MATERIAL FOR THE TASK —
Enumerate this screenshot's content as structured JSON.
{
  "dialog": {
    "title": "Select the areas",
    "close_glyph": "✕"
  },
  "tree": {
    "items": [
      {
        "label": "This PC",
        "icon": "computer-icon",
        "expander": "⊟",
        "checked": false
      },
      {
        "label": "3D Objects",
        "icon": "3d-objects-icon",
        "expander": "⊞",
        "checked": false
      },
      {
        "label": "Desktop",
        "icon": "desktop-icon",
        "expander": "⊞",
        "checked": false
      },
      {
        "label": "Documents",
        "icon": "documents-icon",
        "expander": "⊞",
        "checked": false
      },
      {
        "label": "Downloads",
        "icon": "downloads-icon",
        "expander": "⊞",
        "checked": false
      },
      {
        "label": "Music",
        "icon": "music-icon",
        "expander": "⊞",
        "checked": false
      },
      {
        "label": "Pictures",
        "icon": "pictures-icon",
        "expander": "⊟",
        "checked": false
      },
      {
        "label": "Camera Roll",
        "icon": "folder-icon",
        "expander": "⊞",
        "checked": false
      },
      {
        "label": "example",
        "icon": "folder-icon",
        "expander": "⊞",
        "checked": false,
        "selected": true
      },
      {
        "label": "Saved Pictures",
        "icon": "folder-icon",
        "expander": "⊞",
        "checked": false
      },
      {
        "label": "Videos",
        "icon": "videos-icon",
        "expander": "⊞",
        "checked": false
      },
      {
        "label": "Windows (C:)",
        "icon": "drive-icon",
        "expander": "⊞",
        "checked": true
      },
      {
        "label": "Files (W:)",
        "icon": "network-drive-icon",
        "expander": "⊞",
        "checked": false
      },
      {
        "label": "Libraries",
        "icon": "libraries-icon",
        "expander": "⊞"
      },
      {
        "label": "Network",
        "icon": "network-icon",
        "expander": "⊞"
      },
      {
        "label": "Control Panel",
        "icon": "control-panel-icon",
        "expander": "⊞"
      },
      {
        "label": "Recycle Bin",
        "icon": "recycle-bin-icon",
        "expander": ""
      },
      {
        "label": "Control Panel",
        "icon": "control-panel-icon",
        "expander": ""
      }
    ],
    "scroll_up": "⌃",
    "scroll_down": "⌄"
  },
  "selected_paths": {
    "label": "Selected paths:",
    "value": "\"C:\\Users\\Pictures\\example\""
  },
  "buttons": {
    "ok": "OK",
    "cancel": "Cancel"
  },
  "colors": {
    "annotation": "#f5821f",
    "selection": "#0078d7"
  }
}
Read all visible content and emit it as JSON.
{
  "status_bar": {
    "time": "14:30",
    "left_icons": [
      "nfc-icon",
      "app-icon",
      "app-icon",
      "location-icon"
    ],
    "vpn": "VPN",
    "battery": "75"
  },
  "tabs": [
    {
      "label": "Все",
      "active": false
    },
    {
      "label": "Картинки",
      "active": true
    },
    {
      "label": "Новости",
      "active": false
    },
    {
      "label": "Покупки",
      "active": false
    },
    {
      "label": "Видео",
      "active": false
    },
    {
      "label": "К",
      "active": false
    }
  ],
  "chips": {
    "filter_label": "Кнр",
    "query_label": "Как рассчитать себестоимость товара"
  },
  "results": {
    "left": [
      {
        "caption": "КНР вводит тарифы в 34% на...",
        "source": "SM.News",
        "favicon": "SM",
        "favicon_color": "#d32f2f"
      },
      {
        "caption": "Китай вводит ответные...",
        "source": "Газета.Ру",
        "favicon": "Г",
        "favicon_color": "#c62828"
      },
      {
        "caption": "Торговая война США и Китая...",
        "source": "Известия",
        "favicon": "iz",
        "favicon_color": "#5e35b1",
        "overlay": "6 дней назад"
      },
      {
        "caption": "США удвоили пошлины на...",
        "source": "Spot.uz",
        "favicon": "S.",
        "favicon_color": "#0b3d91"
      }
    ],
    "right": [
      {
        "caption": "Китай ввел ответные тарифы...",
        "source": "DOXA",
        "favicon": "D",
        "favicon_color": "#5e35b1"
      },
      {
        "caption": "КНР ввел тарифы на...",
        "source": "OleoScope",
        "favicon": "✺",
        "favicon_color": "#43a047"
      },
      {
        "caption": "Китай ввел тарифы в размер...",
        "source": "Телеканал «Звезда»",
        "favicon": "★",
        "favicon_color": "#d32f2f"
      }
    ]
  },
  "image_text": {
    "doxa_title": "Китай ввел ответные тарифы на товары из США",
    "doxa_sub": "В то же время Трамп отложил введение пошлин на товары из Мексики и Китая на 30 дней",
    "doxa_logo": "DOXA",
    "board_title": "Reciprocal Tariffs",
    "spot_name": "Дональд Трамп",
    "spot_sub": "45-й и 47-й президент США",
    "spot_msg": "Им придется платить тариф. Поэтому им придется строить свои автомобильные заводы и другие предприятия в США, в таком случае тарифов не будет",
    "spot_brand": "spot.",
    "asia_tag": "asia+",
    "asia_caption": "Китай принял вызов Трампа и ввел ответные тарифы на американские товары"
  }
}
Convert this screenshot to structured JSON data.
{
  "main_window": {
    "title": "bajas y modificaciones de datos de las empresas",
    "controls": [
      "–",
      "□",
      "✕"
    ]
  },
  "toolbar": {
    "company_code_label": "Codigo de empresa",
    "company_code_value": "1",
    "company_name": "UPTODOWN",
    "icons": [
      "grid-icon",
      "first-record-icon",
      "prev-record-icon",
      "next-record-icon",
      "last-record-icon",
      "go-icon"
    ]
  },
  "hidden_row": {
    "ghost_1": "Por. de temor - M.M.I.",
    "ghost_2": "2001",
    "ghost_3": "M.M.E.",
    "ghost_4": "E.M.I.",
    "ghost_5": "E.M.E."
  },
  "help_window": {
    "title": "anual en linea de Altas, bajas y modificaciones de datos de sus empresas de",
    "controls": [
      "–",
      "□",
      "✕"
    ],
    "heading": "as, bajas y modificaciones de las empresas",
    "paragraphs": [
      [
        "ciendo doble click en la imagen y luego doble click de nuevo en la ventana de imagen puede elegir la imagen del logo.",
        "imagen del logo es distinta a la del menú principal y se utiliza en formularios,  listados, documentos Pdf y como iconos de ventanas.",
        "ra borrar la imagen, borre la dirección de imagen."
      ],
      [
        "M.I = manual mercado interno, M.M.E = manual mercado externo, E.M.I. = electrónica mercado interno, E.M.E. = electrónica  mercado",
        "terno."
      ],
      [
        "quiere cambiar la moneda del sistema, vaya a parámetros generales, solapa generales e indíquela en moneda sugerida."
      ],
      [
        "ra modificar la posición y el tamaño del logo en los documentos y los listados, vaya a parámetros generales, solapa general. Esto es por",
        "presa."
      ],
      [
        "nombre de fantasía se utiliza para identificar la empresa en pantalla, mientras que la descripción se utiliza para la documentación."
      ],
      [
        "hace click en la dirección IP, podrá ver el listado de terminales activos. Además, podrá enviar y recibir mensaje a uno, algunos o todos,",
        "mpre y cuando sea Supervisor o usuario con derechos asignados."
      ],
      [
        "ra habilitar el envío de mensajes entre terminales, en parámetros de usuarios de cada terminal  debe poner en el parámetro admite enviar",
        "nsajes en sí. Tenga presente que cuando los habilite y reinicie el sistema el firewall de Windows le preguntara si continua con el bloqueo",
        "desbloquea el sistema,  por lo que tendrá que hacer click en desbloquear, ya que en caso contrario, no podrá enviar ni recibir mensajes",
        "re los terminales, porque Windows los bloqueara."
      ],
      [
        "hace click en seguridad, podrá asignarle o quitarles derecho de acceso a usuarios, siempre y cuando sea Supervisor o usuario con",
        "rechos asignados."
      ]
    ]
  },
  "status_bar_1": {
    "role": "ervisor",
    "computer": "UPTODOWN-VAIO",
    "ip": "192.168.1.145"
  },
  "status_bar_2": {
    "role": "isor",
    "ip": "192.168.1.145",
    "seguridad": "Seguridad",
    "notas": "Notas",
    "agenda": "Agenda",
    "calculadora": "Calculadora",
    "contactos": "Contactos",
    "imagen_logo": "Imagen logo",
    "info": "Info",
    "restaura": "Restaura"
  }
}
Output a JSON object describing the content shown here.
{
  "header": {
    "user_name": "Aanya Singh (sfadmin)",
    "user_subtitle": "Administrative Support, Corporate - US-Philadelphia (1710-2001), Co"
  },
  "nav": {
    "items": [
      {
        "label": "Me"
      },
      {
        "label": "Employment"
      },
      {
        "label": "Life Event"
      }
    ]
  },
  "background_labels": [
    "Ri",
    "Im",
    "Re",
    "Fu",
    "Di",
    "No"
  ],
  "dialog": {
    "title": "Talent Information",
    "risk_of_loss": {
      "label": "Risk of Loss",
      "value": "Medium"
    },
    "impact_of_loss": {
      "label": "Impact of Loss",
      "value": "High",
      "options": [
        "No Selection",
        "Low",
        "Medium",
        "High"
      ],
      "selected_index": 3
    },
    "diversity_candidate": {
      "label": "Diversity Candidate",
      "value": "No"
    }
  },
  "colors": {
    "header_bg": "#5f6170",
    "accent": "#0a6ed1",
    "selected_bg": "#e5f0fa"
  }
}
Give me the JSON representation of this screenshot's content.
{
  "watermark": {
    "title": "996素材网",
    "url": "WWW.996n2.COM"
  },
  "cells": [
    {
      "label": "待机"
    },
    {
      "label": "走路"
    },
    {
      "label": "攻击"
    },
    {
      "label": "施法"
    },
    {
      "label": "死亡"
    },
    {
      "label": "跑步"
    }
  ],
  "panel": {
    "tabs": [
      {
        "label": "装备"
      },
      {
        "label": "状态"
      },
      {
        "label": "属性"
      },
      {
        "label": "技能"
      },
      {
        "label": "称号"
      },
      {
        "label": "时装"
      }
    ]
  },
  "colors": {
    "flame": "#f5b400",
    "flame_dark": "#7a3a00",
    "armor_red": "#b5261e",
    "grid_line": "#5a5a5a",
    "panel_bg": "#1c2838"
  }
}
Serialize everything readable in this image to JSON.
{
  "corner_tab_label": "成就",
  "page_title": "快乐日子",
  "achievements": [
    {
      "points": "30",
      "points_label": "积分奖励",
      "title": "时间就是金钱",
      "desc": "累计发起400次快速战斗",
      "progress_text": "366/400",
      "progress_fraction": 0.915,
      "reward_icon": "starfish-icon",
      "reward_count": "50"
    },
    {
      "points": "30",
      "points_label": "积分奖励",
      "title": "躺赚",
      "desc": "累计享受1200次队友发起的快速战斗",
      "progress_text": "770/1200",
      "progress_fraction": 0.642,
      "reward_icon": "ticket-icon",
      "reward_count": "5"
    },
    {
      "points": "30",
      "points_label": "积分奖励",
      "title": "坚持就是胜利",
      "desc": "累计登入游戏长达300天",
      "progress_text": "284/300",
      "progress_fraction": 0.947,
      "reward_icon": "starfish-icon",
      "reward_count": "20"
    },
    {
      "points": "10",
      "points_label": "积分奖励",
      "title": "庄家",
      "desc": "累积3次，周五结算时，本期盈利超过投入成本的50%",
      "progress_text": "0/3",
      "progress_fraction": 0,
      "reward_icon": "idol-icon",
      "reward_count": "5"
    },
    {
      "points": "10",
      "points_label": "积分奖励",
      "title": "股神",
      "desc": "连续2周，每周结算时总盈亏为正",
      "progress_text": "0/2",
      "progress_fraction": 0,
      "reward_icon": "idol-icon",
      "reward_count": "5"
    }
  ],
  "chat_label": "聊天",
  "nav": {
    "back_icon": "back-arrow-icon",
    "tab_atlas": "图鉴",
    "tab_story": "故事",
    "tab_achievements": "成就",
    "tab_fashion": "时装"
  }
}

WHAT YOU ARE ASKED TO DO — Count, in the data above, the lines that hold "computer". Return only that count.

ANSWER BOX — 2